• **Problem requirements**: With no omissions, write out every record given below.

• **Extracted entries**:
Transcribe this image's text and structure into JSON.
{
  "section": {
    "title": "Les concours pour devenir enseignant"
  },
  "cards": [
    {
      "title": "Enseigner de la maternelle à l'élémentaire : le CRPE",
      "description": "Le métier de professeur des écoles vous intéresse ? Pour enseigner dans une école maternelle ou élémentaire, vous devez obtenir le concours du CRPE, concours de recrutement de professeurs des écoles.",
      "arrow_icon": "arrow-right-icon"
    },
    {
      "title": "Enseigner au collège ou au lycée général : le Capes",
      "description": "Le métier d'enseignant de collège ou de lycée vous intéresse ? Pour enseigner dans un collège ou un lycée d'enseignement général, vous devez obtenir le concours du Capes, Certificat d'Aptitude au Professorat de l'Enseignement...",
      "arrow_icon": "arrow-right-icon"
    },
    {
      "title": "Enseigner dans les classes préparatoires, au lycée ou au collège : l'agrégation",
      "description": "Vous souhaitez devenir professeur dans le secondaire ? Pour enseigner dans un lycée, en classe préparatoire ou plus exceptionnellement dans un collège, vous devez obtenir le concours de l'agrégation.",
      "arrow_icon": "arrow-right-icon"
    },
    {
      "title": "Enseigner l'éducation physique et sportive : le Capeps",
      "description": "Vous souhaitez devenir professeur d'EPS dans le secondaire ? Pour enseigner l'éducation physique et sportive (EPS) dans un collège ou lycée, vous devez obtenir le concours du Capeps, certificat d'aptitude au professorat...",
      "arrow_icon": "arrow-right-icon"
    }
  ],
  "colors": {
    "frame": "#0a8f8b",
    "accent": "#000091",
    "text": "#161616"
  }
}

• **Answer section**:
Transcribe this image's text and structure into JSON.
{
  "section": {
    "title": "Les concours pour devenir enseignant"
  },
  "cards": [
    {
      "title": "Enseigner de la maternelle à l'élémentaire : le CRPE",
      "description": "Le métier de professeur des écoles vous intéresse ? Pour enseigner dans une école maternelle ou élémentaire, vous devez obtenir le concours du CRPE, concours de recrutement de professeurs des écoles.",
      "arrow_icon": "arrow-right-icon"
    },
    {
      "title": "Enseigner au collège ou au lycée général : le Capes",
      "description": "Le métier d'enseignant de collège ou de lycée vous intéresse ? Pour enseigner dans un collège ou un lycée d'enseignement général, vous devez obtenir le concours du Capes, Certificat d'Aptitude au Professorat de l'Enseignement...",
      "arrow_icon": "arrow-right-icon"
    },
    {
      "title": "Enseigner dans les classes préparatoires, au lycée ou au collège : l'agrégation",
      "description": "Vous souhaitez devenir professeur dans le secondaire ? Pour enseigner dans un lycée, en classe préparatoire ou plus exceptionnellement dans un collège, vous devez obtenir le concours de l'agrégation.",
      "arrow_icon": "arrow-right-icon"
    },
    {
      "title": "Enseigner l'éducation physique et sportive : le Capeps",
      "description": "Vous souhaitez devenir professeur d'EPS dans le secondaire ? Pour enseigner l'éducation physique et sportive (EPS) dans un collège ou lycée, vous devez obtenir le concours du Capeps, certificat d'aptitude au professorat...",
      "arrow_icon": "arrow-right-icon"
    }
  ],
  "colors": {
    "frame": "#0a8f8b",
    "accent": "#000091",
    "text": "#161616"
  }
}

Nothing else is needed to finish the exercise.